REQUIRED ACTION: When a line below holds the string "icon", show that line.

[Dataset rows describing interfaces]
####
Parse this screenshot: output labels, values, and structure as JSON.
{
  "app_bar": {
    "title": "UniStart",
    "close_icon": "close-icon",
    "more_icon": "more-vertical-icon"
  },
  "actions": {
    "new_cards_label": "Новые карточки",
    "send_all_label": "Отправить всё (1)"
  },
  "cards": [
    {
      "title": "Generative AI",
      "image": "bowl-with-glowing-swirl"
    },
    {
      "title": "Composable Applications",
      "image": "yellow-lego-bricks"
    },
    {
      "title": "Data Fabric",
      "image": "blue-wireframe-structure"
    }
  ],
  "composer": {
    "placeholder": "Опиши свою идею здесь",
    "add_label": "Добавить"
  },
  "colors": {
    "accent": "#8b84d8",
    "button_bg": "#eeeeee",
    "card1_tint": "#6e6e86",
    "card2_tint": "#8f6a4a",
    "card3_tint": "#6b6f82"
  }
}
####
ANSWER BOX:
    "close_icon": "close-icon",
    "more_icon": "more-vertical-icon"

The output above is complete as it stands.